Extending Stephen Avenue through the Municipal Building all the way to East Village is just one component of a broad new vision for downtown Calgary approved by council Monday.

The Civic District Public Realm Strategy lays out an "aspirational vision for what the heart of the city needs to look like," Mayor Naheed Nenshi said.

As part of that vision, "there is a dream to connect East Village and Fort Calgary with the areas to the west," said program manager Ben Barrington.

"Currently the Municipal Building provides a bit of a barrier," he said. "Interestingly enough, it was originally designed to allow Stephen Avenue to go right through city hall. So this strategy just reinforces some ideas that have happened in the past."

While it may be tough to imagine at first glance, extending the Stephen Avenue pedestrian mall through the atrium of the Municipal Building "is feasible" and "not that outrageously expensive," Barrington added.

Stephen Avenue Extension

A diagram of how the Stephen Avenue extension (the red dotted arrow) could run through the Municipal Building and under the archway of the new central library to connect to East Village. (City of Calgary)

The final product would be something akin to the indoor pedestrian mall of the Core Shopping Centre, he said, but be open 24 hours a day so that it's a permanent route available to people wanting to travel.

The new central library being built just to the east also includes a walk-through archway as part of the building design so that pedestrians can travel unimpeded between east and west.

'Ceremonial Boulevard'

Another component of the long-term plan is a "Ceremonial Boulevard" along Macleod Trali North connecting the Elbow River, Stampede Grounds, CP Rail lines, Olympic Plaza and the Bow River. It could serve as a route for the Stampede parade and other major public events.

Barrington said the goal would be to create "a very interesting place for people to walk and get out of their cars."

The strategy document describes Macleod Trail North as "a critical route" into the city's core that "traverses several iconic elements of Calgary's geographic and cultural landscape" and currently sees 29,000 vehicles and 10,800 pedestrians per day.

Yet another part of the strategy is the "Third Street S.E. Zipper" — a vision for transforming the currently underused route that runs between the Municipal Building and the site of the new central library into a connection between East Village and the rest of downtown to the west.

"It's called a zipper because it notionally ties together East Village and then the west side of downtown," Barrington said.

Public feedback often described Third Street S.E. as "neglected" and the strategy calls for it to "become a more active and pedestrian-friendly street with improved connections to the Bow River and Bridgeland."

​'All theory' — for now

The mayor noted the document is "all theory" at this point and actual construction is years away for most projects, but there was a need to develop a cohesive plan.

"The idea here is that we're getting so much development in this area but there wasn't an overall framework as to how that should look," Nenshi said.

Barrington said there's no budget for overall strategy yet, as the various components would be carried out as standalone projects, and many of the looming developments in the area are private projects.

Nenshi said the largest public component would be redeveloping the Municipal Building and Olympic Plaza, including potential for the Stephen Avenue extension.

Coun.

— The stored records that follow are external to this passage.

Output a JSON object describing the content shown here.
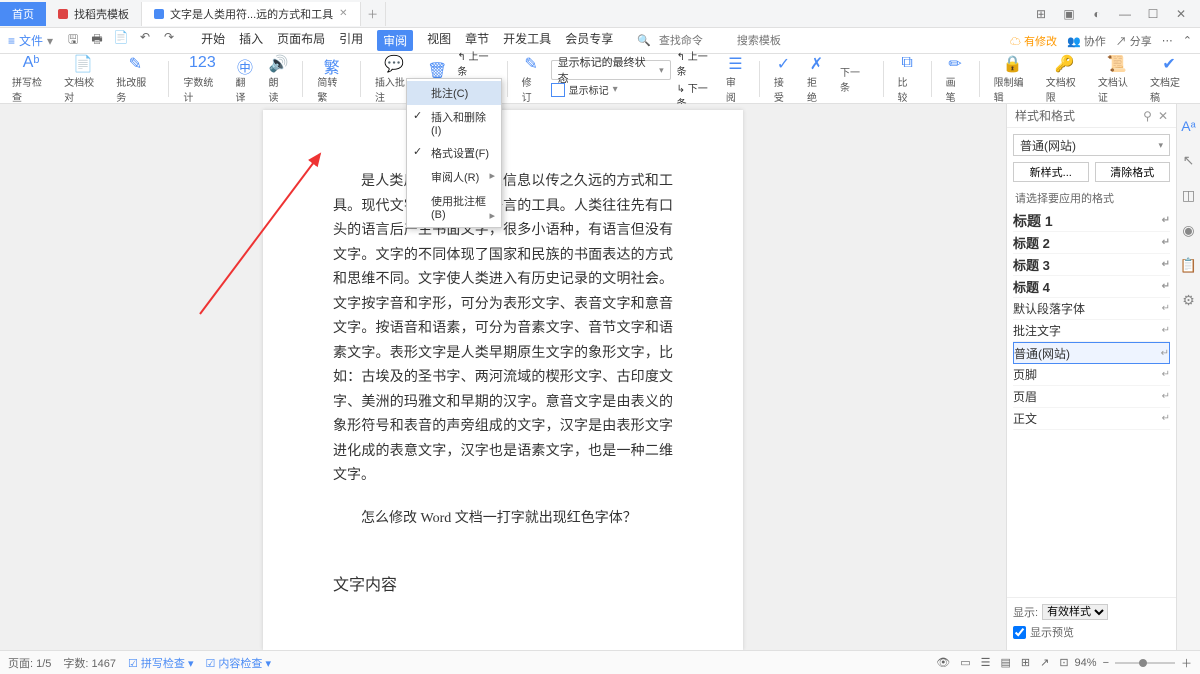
{
  "titlebar": {
    "home": "首页",
    "tab1": "找稻壳模板",
    "tab2": "文字是人类用符...远的方式和工具"
  },
  "menubar": {
    "file": "文件",
    "tabs": [
      "开始",
      "插入",
      "页面布局",
      "引用",
      "审阅",
      "视图",
      "章节",
      "开发工具",
      "会员专享"
    ],
    "active": "审阅",
    "searchCmd": "查找命令",
    "searchTpl": "搜索模板",
    "cloud": "有修改",
    "coop": "协作",
    "share": "分享"
  },
  "toolbar": {
    "g1": "拼写检查",
    "g2": "文档校对",
    "g3": "批改服务",
    "g4": "字数统计",
    "g5": "翻译",
    "g6": "朗读",
    "g7": "简转繁",
    "g8": "插入批注",
    "g9": "删除",
    "g10": "上一条",
    "g11": "下一条",
    "g12": "修订",
    "combo": "显示标记的最终状态",
    "combo_lbl": "显示标记",
    "g13": "上一条",
    "g14": "下一条",
    "g15": "审阅",
    "g16": "接受",
    "g17": "拒绝",
    "g18": "下一条",
    "g19": "比较",
    "g20": "画笔",
    "g21": "限制编辑",
    "g22": "文档权限",
    "g23": "文档认证",
    "g24": "文档定稿"
  },
  "dropdown": {
    "i1": "批注(C)",
    "i2": "插入和删除(I)",
    "i3": "格式设置(F)",
    "i4": "审阅人(R)",
    "i5": "使用批注框(B)"
  },
  "doc": {
    "p1": "是人类用符号记录表达信息以传之久远的方式和工具。现代文字大多是记录语言的工具。人类往往先有口头的语言后产生书面文字，很多小语种，有语言但没有文字。文字的不同体现了国家和民族的书面表达的方式和思维不同。文字使人类进入有历史记录的文明社会。文字按字音和字形，可分为表形文字、表音文字和意音文字。按语音和语素，可分为音素文字、音节文字和语素文字。表形文字是人类早期原生文字的象形文字，比如：古埃及的圣书字、两河流域的楔形文字、古印度文字、美洲的玛雅文和早期的汉字。意音文字是由表义的象形符号和表音的声旁组成的文字，汉字是由表形文字进化成的表意文字，汉字也是语素文字，也是一种二维文字。",
    "p2": "怎么修改 Word 文档一打字就出现红色字体？",
    "h": "文字内容"
  },
  "panel": {
    "title": "样式和格式",
    "sel": "普通(网站)",
    "btnNew": "新样式...",
    "btnClear": "清除格式",
    "label": "请选择要应用的格式",
    "styles": [
      {
        "name": "标题 1",
        "cls": "h1txt"
      },
      {
        "name": "标题 2",
        "cls": "h2txt"
      },
      {
        "name": "标题 3",
        "cls": "h2txt"
      },
      {
        "name": "标题 4",
        "cls": "h2txt"
      },
      {
        "name": "默认段落字体",
        "cls": ""
      },
      {
        "name": "批注文字",
        "cls": ""
      },
      {
        "name": "普通(网站)",
        "cls": "",
        "sel": true
      },
      {
        "name": "页脚",
        "cls": ""
      },
      {
        "name": "页眉",
        "cls": ""
      },
      {
        "name": "正文",
        "cls": ""
      }
    ],
    "showLbl": "显示:",
    "showVal": "有效样式",
    "preview": "显示预览"
  },
  "status": {
    "page": "页面: 1/5",
    "words": "字数: 1467",
    "spell": "拼写检查",
    "docchk": "内容检查",
    "zoom": "94%"
  }
}
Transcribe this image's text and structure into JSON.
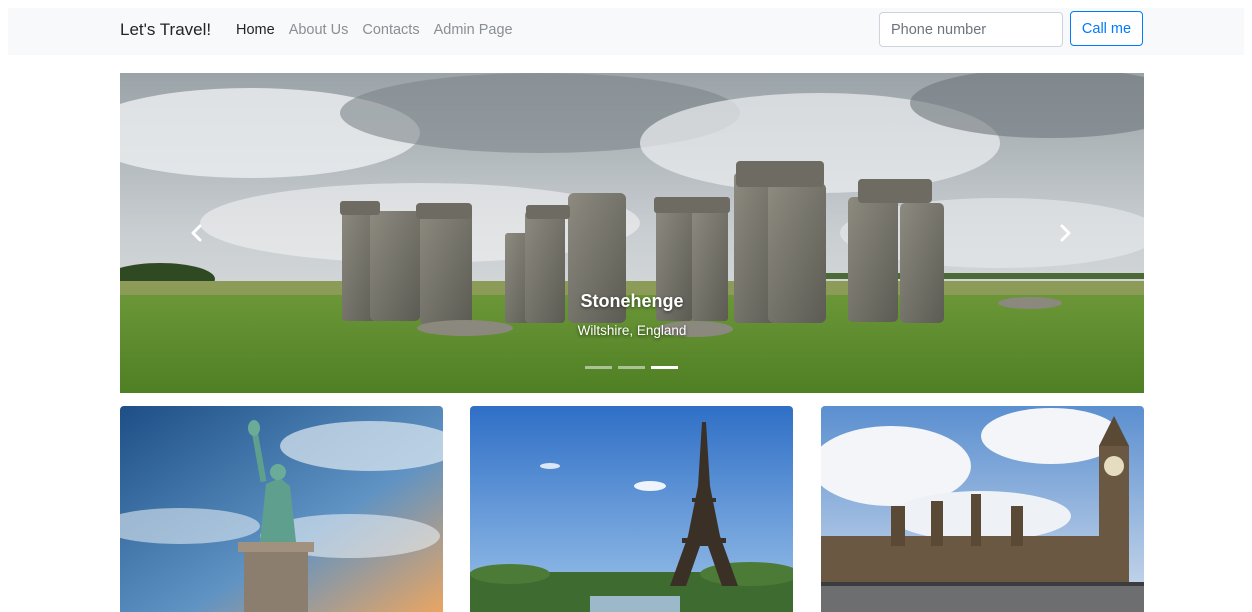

Druh Farrell said the city will be consulting with Calgarians on any changes.

Coun. Druh Farrell

Coun. Druh Farrell says the strategy will improve safety and encourage more people to walk. (Evelyne Asselin/CBC)

"Calgarians want to be involved in anything that happens with the plaza," she said. "It's Calgary's living room. So we need to engage with them on elements we want to keep, elements that aren't that important and move forward from there."

One possibility is the addition of parking underneath Olympic Plaza, something Farrell said might help pay for the plaza's redevelopment.